--- START ---
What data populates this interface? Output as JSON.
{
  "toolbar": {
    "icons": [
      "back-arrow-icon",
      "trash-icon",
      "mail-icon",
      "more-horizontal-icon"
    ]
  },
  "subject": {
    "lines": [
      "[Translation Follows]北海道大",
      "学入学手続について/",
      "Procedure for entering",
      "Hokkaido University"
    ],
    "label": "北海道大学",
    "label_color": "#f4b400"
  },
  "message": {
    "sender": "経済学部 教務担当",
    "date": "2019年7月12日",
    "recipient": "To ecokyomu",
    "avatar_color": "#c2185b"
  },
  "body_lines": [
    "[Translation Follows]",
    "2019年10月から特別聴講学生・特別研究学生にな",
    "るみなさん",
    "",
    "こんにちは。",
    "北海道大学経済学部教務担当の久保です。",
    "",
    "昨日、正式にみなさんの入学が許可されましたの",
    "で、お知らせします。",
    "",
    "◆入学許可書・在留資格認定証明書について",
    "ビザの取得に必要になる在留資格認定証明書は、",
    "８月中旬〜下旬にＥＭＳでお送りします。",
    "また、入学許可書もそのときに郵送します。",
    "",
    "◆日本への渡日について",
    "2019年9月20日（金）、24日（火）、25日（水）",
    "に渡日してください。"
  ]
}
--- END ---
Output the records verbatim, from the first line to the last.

What data populates this interface? Output as JSON.
{
  "toolbar": {
    "icons": [
      "back-arrow-icon",
      "trash-icon",
      "mail-icon",
      "more-horizontal-icon"
    ]
  },
  "subject": {
    "lines": [
      "[Translation Follows]北海道大",
      "学入学手続について/",
      "Procedure for entering",
      "Hokkaido University"
    ],
    "label": "北海道大学",
    "label_color": "#f4b400"
  },
  "message": {
    "sender": "経済学部 教務担当",
    "date": "2019年7月12日",
    "recipient": "To ecokyomu",
    "avatar_color": "#c2185b"
  },
  "body_lines": [
    "[Translation Follows]",
    "2019年10月から特別聴講学生・特別研究学生にな",
    "るみなさん",
    "",
    "こんにちは。",
    "北海道大学経済学部教務担当の久保です。",
    "",
    "昨日、正式にみなさんの入学が許可されましたの",
    "で、お知らせします。",
    "",
    "◆入学許可書・在留資格認定証明書について",
    "ビザの取得に必要になる在留資格認定証明書は、",
    "８月中旬〜下旬にＥＭＳでお送りします。",
    "また、入学許可書もそのときに郵送します。",
    "",
    "◆日本への渡日について",
    "2019年9月20日（金）、24日（火）、25日（水）",
    "に渡日してください。"
  ]
}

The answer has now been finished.